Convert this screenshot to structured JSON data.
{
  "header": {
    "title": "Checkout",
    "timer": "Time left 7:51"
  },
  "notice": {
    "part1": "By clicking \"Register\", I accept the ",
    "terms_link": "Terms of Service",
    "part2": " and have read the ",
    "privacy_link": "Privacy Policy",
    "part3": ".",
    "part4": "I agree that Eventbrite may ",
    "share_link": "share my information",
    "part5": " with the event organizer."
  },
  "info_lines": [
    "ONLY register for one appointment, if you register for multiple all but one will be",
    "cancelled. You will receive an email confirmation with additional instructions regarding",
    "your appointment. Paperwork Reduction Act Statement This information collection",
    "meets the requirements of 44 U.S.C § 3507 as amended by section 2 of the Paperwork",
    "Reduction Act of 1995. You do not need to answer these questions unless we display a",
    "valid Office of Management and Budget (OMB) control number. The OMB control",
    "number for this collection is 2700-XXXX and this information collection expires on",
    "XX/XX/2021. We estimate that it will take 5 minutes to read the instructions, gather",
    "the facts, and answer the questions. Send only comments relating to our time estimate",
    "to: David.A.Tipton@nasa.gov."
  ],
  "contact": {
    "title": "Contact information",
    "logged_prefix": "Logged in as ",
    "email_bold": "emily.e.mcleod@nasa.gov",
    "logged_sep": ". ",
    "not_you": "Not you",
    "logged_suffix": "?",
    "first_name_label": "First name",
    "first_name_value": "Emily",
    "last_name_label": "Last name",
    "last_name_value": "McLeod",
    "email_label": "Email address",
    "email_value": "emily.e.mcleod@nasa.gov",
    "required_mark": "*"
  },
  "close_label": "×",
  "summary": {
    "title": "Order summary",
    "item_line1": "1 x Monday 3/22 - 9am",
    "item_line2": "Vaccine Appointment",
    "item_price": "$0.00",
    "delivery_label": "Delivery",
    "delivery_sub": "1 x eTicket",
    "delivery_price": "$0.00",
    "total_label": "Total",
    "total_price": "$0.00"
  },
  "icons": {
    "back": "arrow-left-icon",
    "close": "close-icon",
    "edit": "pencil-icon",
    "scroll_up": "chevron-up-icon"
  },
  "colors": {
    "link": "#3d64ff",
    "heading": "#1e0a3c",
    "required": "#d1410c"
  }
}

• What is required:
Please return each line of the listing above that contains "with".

• Result of this exercise:
    "part5": " with the event organizer."
    "cancelled. You will receive an email confirmation with additional instructions regarding",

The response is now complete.